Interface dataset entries
Start of Block

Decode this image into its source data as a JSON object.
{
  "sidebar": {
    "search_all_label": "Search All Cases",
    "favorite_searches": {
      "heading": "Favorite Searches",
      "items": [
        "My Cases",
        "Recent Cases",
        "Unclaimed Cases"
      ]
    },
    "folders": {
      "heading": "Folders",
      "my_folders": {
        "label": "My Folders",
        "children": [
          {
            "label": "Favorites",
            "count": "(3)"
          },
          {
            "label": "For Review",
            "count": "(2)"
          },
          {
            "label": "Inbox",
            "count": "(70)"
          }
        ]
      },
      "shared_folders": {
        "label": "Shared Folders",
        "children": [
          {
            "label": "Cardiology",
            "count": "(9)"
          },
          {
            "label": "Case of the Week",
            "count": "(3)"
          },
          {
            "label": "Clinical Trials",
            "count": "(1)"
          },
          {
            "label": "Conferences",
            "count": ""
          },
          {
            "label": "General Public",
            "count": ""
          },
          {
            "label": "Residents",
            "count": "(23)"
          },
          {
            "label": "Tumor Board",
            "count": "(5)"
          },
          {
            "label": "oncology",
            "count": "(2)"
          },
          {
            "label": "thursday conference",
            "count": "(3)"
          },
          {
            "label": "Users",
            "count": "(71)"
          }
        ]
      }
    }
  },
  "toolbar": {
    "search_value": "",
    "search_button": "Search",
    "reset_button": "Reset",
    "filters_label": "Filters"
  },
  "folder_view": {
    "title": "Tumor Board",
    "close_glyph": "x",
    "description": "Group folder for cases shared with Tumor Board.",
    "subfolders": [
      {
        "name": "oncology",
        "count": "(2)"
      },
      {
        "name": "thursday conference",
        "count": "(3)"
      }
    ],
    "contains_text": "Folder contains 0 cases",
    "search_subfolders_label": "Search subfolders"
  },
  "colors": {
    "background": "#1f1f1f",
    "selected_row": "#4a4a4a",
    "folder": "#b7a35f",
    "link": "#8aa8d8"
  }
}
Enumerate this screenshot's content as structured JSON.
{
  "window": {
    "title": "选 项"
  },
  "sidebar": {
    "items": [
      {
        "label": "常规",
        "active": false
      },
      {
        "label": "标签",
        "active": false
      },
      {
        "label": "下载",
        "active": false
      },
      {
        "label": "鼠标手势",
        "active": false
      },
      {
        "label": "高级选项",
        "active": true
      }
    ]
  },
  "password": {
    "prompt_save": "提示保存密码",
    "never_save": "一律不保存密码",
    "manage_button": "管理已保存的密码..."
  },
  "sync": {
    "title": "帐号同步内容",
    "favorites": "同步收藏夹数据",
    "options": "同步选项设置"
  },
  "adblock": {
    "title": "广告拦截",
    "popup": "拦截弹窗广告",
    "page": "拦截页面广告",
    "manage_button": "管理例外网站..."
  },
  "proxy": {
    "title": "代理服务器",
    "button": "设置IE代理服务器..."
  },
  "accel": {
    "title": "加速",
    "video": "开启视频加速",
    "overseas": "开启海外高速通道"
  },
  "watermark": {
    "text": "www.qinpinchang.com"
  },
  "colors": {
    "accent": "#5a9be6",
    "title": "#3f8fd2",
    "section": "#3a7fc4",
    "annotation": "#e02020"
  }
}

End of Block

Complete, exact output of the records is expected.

▶ [EXERCISE SOLUTION]:
Decode this image into its source data as a JSON object.
{
  "sidebar": {
    "search_all_label": "Search All Cases",
    "favorite_searches": {
      "heading": "Favorite Searches",
      "items": [
        "My Cases",
        "Recent Cases",
        "Unclaimed Cases"
      ]
    },
    "folders": {
      "heading": "Folders",
      "my_folders": {
        "label": "My Folders",
        "children": [
          {
            "label": "Favorites",
            "count": "(3)"
          },
          {
            "label": "For Review",
            "count": "(2)"
          },
          {
            "label": "Inbox",
            "count": "(70)"
          }
        ]
      },
      "shared_folders": {
        "label": "Shared Folders",
        "children": [
          {
            "label": "Cardiology",
            "count": "(9)"
          },
          {
            "label": "Case of the Week",
            "count": "(3)"
          },
          {
            "label": "Clinical Trials",
            "count": "(1)"
          },
          {
            "label": "Conferences",
            "count": ""
          },
          {
            "label": "General Public",
            "count": ""
          },
          {
            "label": "Residents",
            "count": "(23)"
          },
          {
            "label": "Tumor Board",
            "count": "(5)"
          },
          {
            "label": "oncology",
            "count": "(2)"
          },
          {
            "label": "thursday conference",
            "count": "(3)"
          },
          {
            "label": "Users",
            "count": "(71)"
          }
        ]
      }
    }
  },
  "toolbar": {
    "search_value": "",
    "search_button": "Search",
    "reset_button": "Reset",
    "filters_label": "Filters"
  },
  "folder_view": {
    "title": "Tumor Board",
    "close_glyph": "x",
    "description": "Group folder for cases shared with Tumor Board.",
    "subfolders": [
      {
        "name": "oncology",
        "count": "(2)"
      },
      {
        "name": "thursday conference",
        "count": "(3)"
      }
    ],
    "contains_text": "Folder contains 0 cases",
    "search_subfolders_label": "Search subfolders"
  },
  "colors": {
    "background": "#1f1f1f",
    "selected_row": "#4a4a4a",
    "folder": "#b7a35f",
    "link": "#8aa8d8"
  }
}
Enumerate this screenshot's content as structured JSON.
{
  "window": {
    "title": "选 项"
  },
  "sidebar": {
    "items": [
      {
        "label": "常规",
        "active": false
      },
      {
        "label": "标签",
        "active": false
      },
      {
        "label": "下载",
        "active": false
      },
      {
        "label": "鼠标手势",
        "active": false
      },
      {
        "label": "高级选项",
        "active": true
      }
    ]
  },
  "password": {
    "prompt_save": "提示保存密码",
    "never_save": "一律不保存密码",
    "manage_button": "管理已保存的密码..."
  },
  "sync": {
    "title": "帐号同步内容",
    "favorites": "同步收藏夹数据",
    "options": "同步选项设置"
  },
  "adblock": {
    "title": "广告拦截",
    "popup": "拦截弹窗广告",
    "page": "拦截页面广告",
    "manage_button": "管理例外网站..."
  },
  "proxy": {
    "title": "代理服务器",
    "button": "设置IE代理服务器..."
  },
  "accel": {
    "title": "加速",
    "video": "开启视频加速",
    "overseas": "开启海外高速通道"
  },
  "watermark": {
    "text": "www.qinpinchang.com"
  },
  "colors": {
    "accent": "#5a9be6",
    "title": "#3f8fd2",
    "section": "#3a7fc4",
    "annotation": "#e02020"
  }
}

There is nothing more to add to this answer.